I didn’t have an exact end date, since I have YA books still under contract, but LITTLE UNIVERSES was meant as my swan song, particularly with contemporary. After that, it would be adult all the way—historical fiction, likely. Maybe something with magic in it.
I wasn’t sure I totally believed myself about hanging up my teen author jersey—I was still making noise to my husband about a few projects, but I wanted to believe myself. In fact, nearly all of those projects I thought of doing were under pseudonyms and highly commercial. Food-on-the-table books. Write what you know. Write what’s easy. (Still planning those, by the way. I’m a big believer in the Graham Greene approach to not being a starving artist, though I doubt I’ll be lucky enough to be in Her Majesty’s service on the side).

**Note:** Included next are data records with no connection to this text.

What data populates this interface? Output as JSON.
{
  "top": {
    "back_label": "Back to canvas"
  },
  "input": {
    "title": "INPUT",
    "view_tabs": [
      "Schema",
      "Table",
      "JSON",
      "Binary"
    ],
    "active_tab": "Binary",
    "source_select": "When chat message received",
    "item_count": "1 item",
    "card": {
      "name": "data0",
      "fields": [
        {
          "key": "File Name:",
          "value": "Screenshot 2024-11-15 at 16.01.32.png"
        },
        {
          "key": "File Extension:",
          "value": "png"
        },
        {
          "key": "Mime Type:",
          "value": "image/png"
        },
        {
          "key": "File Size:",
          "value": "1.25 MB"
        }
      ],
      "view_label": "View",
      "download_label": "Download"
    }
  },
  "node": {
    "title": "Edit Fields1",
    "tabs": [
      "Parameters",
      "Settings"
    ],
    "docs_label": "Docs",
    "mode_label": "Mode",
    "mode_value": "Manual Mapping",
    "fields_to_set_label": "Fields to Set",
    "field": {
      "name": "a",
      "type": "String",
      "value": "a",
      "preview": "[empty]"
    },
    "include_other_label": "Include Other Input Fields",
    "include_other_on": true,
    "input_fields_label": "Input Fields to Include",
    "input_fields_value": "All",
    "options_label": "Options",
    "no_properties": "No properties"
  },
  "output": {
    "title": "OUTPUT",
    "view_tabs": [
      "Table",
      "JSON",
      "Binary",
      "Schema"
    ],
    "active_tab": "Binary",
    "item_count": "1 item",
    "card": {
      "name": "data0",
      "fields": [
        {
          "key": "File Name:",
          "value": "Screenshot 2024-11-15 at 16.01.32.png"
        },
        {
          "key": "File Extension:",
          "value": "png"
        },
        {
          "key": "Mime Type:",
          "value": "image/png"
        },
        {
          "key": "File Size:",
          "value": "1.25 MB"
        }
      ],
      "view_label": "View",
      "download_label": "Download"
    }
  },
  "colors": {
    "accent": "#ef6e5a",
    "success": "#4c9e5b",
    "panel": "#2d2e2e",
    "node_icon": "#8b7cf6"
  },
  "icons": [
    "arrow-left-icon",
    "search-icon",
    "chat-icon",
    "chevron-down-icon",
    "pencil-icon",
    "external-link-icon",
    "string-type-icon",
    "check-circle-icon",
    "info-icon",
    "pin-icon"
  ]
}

I was in Morocco this past spring, dealing with a spotty WhatsApp connection and already thinking I needed to leave YA, a mental tick I’ve been indulging in for years, when my agent told me maybe I should leave YA. Not because I wasn’t good. Not because she didn’t love my books or believe in them. But because people didn’t GET me. And those people, they weren’t my readers. I have the emails and tweets and bookstagrams to prove it. The late-night confessional missives from girls who read Bad Romance and left their boyfriends. Some of them in other languages. The notes from male veterans or their family members who thanked me for portraying their PTSD so accurately in Josh from I’ll Meet You There. And so on. The people who didn’t get me were the adult powers-that-be, the publishers who, my agent suspected, wanted me to dumb down my books. (Not necessarily my editors, mind you. It’s the money people who control things in Book Town.).
“Your books are so complex,” she said. “So many layers to the characters. They just want something simple, I think. I don’t get it. I love your books. But I don’t know how to position you.”
My response was to give my editor, the one who has always “gotten” me from Day One, a novel that attempts to articulate what it means to be human in the universe. Including astrophysics used as metaphor. I just couldn’t help myself. It’s so long she said we have to charge more because of the paper. But, she said, she couldn’t bear to cut any of it.
There are so many ways to say fuck it.